Exercise:
You are asked to write out the entries exactly as they are given.

Available records:
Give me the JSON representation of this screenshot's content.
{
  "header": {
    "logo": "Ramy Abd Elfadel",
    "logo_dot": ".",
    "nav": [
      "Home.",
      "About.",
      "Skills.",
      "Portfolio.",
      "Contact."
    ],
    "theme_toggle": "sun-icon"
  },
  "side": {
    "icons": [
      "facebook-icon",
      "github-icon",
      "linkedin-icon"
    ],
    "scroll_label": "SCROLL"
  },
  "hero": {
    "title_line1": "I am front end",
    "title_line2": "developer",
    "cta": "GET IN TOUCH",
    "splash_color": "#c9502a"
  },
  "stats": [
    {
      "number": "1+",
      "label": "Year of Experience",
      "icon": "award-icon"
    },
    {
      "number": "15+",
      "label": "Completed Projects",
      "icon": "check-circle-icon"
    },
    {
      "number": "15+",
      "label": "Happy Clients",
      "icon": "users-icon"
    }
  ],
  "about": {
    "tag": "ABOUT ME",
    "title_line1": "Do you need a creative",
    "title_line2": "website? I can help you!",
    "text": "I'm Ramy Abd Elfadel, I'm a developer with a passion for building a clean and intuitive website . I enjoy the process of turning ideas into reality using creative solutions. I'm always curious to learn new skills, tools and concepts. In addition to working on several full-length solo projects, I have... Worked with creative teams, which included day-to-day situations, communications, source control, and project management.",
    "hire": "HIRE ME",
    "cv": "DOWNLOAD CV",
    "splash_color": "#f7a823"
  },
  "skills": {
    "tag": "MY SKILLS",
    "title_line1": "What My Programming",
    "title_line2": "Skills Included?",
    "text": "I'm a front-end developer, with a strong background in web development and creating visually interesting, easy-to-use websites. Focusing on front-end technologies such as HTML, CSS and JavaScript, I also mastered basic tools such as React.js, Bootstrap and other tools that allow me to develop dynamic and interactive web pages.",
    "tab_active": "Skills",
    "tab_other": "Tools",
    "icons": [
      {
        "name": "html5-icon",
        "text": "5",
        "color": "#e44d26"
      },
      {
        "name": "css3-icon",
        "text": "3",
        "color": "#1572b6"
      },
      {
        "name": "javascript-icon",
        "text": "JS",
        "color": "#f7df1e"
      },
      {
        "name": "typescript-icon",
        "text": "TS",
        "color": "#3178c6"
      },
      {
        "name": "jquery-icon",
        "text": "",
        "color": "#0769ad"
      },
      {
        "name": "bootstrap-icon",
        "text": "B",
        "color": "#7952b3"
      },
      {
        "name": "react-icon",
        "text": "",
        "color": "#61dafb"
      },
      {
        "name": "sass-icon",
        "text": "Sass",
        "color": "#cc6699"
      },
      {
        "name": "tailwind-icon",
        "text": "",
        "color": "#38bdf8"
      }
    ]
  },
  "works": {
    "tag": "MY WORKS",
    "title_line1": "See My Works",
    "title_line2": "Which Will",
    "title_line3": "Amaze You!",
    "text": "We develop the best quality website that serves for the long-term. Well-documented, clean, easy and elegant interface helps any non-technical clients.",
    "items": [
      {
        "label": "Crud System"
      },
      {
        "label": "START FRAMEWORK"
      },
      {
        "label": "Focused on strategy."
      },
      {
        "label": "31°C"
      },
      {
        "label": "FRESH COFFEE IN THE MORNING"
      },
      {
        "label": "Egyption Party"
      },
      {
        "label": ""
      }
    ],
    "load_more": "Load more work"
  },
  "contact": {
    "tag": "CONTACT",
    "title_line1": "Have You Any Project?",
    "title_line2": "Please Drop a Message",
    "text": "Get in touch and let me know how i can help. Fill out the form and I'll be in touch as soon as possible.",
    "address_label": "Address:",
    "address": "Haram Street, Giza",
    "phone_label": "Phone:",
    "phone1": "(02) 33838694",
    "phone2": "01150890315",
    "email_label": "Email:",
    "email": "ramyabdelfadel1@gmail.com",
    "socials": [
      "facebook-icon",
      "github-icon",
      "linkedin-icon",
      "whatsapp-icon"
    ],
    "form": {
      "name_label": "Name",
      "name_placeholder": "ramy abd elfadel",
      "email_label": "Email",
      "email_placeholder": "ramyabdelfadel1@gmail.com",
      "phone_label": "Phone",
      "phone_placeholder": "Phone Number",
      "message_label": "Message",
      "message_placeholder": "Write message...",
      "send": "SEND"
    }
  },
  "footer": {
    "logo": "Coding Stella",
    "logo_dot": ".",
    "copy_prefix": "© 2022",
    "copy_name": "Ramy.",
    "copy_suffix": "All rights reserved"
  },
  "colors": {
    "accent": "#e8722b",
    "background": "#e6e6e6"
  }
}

Output of the task:
Give me the JSON representation of this screenshot's content.
{
  "header": {
    "logo": "Ramy Abd Elfadel",
    "logo_dot": ".",
    "nav": [
      "Home.",
      "About.",
      "Skills.",
      "Portfolio.",
      "Contact."
    ],
    "theme_toggle": "sun-icon"
  },
  "side": {
    "icons": [
      "facebook-icon",
      "github-icon",
      "linkedin-icon"
    ],
    "scroll_label": "SCROLL"
  },
  "hero": {
    "title_line1": "I am front end",
    "title_line2": "developer",
    "cta": "GET IN TOUCH",
    "splash_color": "#c9502a"
  },
  "stats": [
    {
      "number": "1+",
      "label": "Year of Experience",
      "icon": "award-icon"
    },
    {
      "number": "15+",
      "label": "Completed Projects",
      "icon": "check-circle-icon"
    },
    {
      "number": "15+",
      "label": "Happy Clients",
      "icon": "users-icon"
    }
  ],
  "about": {
    "tag": "ABOUT ME",
    "title_line1": "Do you need a creative",
    "title_line2": "website? I can help you!",
    "text": "I'm Ramy Abd Elfadel, I'm a developer with a passion for building a clean and intuitive website . I enjoy the process of turning ideas into reality using creative solutions. I'm always curious to learn new skills, tools and concepts. In addition to working on several full-length solo projects, I have... Worked with creative teams, which included day-to-day situations, communications, source control, and project management.",
    "hire": "HIRE ME",
    "cv": "DOWNLOAD CV",
    "splash_color": "#f7a823"
  },
  "skills": {
    "tag": "MY SKILLS",
    "title_line1": "What My Programming",
    "title_line2": "Skills Included?",
    "text": "I'm a front-end developer, with a strong background in web development and creating visually interesting, easy-to-use websites. Focusing on front-end technologies such as HTML, CSS and JavaScript, I also mastered basic tools such as React.js, Bootstrap and other tools that allow me to develop dynamic and interactive web pages.",
    "tab_active": "Skills",
    "tab_other": "Tools",
    "icons": [
      {
        "name": "html5-icon",
        "text": "5",
        "color": "#e44d26"
      },
      {
        "name": "css3-icon",
        "text": "3",
        "color": "#1572b6"
      },
      {
        "name": "javascript-icon",
        "text": "JS",
        "color": "#f7df1e"
      },
      {
        "name": "typescript-icon",
        "text": "TS",
        "color": "#3178c6"
      },
      {
        "name": "jquery-icon",
        "text": "",
        "color": "#0769ad"
      },
      {
        "name": "bootstrap-icon",
        "text": "B",
        "color": "#7952b3"
      },
      {
        "name": "react-icon",
        "text": "",
        "color": "#61dafb"
      },
      {
        "name": "sass-icon",
        "text": "Sass",
        "color": "#cc6699"
      },
      {
        "name": "tailwind-icon",
        "text": "",
        "color": "#38bdf8"
      }
    ]
  },
  "works": {
    "tag": "MY WORKS",
    "title_line1": "See My Works",
    "title_line2": "Which Will",
    "title_line3": "Amaze You!",
    "text": "We develop the best quality website that serves for the long-term. Well-documented, clean, easy and elegant interface helps any non-technical clients.",
    "items": [
      {
        "label": "Crud System"
      },
      {
        "label": "START FRAMEWORK"
      },
      {
        "label": "Focused on strategy."
      },
      {
        "label": "31°C"
      },
      {
        "label": "FRESH COFFEE IN THE MORNING"
      },
      {
        "label": "Egyption Party"
      },
      {
        "label": ""
      }
    ],
    "load_more": "Load more work"
  },
  "contact": {
    "tag": "CONTACT",
    "title_line1": "Have You Any Project?",
    "title_line2": "Please Drop a Message",
    "text": "Get in touch and let me know how i can help. Fill out the form and I'll be in touch as soon as possible.",
    "address_label": "Address:",
    "address": "Haram Street, Giza",
    "phone_label": "Phone:",
    "phone1": "(02) 33838694",
    "phone2": "01150890315",
    "email_label": "Email:",
    "email": "ramyabdelfadel1@gmail.com",
    "socials": [
      "facebook-icon",
      "github-icon",
      "linkedin-icon",
      "whatsapp-icon"
    ],
    "form": {
      "name_label": "Name",
      "name_placeholder": "ramy abd elfadel",
      "email_label": "Email",
      "email_placeholder": "ramyabdelfadel1@gmail.com",
      "phone_label": "Phone",
      "phone_placeholder": "Phone Number",
      "message_label": "Message",
      "message_placeholder": "Write message...",
      "send": "SEND"
    }
  },
  "footer": {
    "logo": "Coding Stella",
    "logo_dot": ".",
    "copy_prefix": "© 2022",
    "copy_name": "Ramy.",
    "copy_suffix": "All rights reserved"
  },
  "colors": {
    "accent": "#e8722b",
    "background": "#e6e6e6"
  }
}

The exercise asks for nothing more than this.